For example: "Shakespeare Plays" and "Tempest" --> "Taming of the Shrew."

Last week's challenge, from listener Dan Pitt of Palo Alto, Calif.: The following three Thanksgiving dishes have something very unusual in common:

  • Spit-roast turkey
  • Cornbread stuffing

Call him Lemon Henry Jefferson, Blind Lemon Jefferson, Blind Lemon Pledge or a dozen other parodies -- but definitely call him a Blues pioneer. When Jefferson passed away at age 36 he was called "Father of the Texas Blues."

The man arrested after a deadly attack and standoff at a Planned Parenthood clinic in Colorado Springs Friday is Robert Lewis Dear, 57, officials confirm. Police gave an honor guard to an officer who died in the attack.

Update at 3 p.m. ET: Few Details Revealed At News Event

Praising the police response and saying they're relieved that more than three people were not killed, local and state officials offered few details about the case, citing the ongoing investigation during a news conference Saturday afternoon.

Kerry Brown / courtesy of Fox Searchlight Pictures

John Crowley’s Brooklyn is as respectable a movie as there is – which is not really a compliment.

It’s like a dog that got As in obedience school. The film doesn’t bark; it knows when to fetch, and most of all, it knows how to sit on its hind legs and beg. The movie overflows with nice – the people in the Irish village are nice; the people on the boat to America are nice; the guards at Ellis Island are nice; the Italian boy is nice; his family is nice, and on it goes.

Marge Klindera spent decades teaching home economics to kids in Illinois. But in the early 1980s, after she had retired, she was looking for another way to pass along her knowledge.
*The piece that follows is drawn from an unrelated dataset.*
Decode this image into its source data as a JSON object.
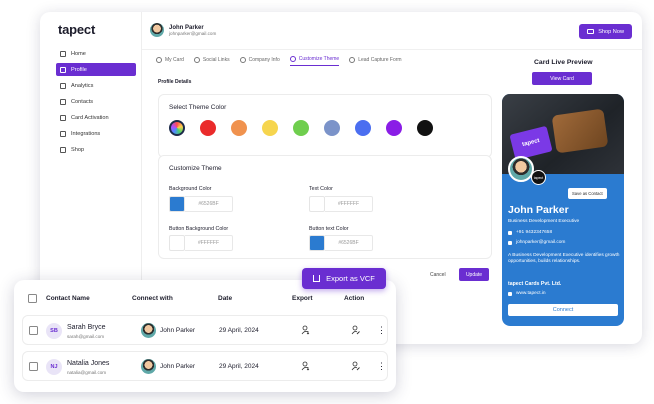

That's when she decided to join a Thanksgiving call center — where thousands of panicked home cooks call every year, hoping for last-minute guidance in cooking their dinner.

"We like to say we kind of deal with turkey trauma," Klindera, now 79, tells her longtime coworker, Carol Miller, on a recent visit with StoryCorps.

by Mark Jarvis / Flickr/Creative Commons

Even with about a month left in 2015, it’s already been a record-setting year for visitors to Rocky Mountain National Park. Just over 3.9 million people visited the park between January and October – topping 3.4 million in 2014. Park officials say the number could easily top 4 million if trends continue.

"When you look back at what our visitation was last November and December [2014], we had roughly 170,000 people during those last two months," said park spokeswoman Kyle Patterson. "Given that we’re already really close, we’re assuming that we will likely hit the four-million mark – if not by the end of November, then certainly by the end of December."

At this point the park is less than 60,000 visitors away from hitting that milestone.

There's A Lot Of Energy Behind Agriculture (And That Thanksgiving Feast)

Nov 25, 2015
USDA / Flickr - Creative Commons

Have you ever stopped to wonder about the everyday energy that goes into the food you buy at the grocery store? Or maybe even behind a Thanksgiving feast? Behind that turkey leg you're dreaming about right now?

"Food is energy, it's just converted into a different form," Bright Agrotech CEO Nate Storey points out. "I mean when we eat a salad, we are consuming diesel and we're consuming electricity and we're consuming nuclear energy. It's an energy industry."

Up to a fifth of the nation's total energy use goes into growing, transporting, processing and eventually preparing our food. Often, the energy inputs behind agriculture are hidden.